All he needs is for those public schools to say yes.
And there it is. Section VI schools, from the coaches up to the superintendents, it's time to say yes to playing the Catholics in football. Make it happen. Call Chuck Funke and tell them you want to be part of a great high school event for Western New York. If you're not, you're going to have to explain why you're keeping local football from being as good as it can be.
We realize there are some grudges around here. But here's the thing, Section VI schools: You've already won. Catholic schools aren't part of the section and most likely never will be (and if you ask me, they shouldn't be: public and Catholic schools are apples and oranges, and should be kept separate as they are here and downstate).
But not playing nonleague games?
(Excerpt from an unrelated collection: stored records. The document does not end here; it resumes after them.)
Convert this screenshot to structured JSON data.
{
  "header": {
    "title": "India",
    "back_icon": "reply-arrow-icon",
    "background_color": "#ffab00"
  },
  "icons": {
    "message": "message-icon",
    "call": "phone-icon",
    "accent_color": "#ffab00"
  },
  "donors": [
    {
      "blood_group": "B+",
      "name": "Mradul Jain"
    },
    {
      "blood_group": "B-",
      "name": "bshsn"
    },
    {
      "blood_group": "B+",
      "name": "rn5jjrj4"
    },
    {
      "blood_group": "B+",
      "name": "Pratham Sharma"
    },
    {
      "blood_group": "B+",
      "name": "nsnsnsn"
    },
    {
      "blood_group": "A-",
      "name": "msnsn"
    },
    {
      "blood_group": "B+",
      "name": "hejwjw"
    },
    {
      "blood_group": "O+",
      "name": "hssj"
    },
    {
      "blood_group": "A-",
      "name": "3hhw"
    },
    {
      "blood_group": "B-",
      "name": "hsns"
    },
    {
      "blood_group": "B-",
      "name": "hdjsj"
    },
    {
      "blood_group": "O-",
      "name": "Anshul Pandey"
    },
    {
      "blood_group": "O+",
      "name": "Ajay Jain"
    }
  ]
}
It's just ridiculous. The games, just like that St. Joe's-Sweet Home basketball thriller, will help teams get better. Fans, students and alumni? They'd come out in droves. And remember those people who this whole high school sports thing is supposed to be about? The student-athletes? Find one who wouldn't like to step on the field.
There are some elves working away at it even now, because January is the time the next season's football schedule is put together. I hear we football fans might not be able to open this gift until 2008. But that's OK. If that's what it takes, we'll wait.
Around the halls
*Jonathan Flynn's 33-point performance for Niagara Falls in Syracuse this weekend has Syracuse University fans buzzing even louder about him joining former Falls teammate Paul Harris with the Orange. But with Sports Illustrated saying Harris could go to the NBA, does Flynn think Harris will be there next year?
"I hope so," said Flynn. "But the NBA, that's hard to turn down. . . . But the funny thing is, he always says he's staying and waiting for me to come play. I say, 'What about the lottery? What if you were going to be No. 1? Paul, if there's millions in your face, you know you'd be a fool if you stay.' And he always says he'd stay."
Western New York statistician Paul Hutzler and his wife, Brenda, have attended the Western New York High School Football Awards Banquet nearly every year since it started 20 years ago. Both were wondering what a unique trophy on the main table was, since it was one they'd never seen before. Both were surprised when, at the end of the ceremony, Dick Gallagher made a special presentation of the trophy -- to Hutzler. "For the thousands and thousands of hours," Gallagher said, "he's put towards Western New York's student-athletes."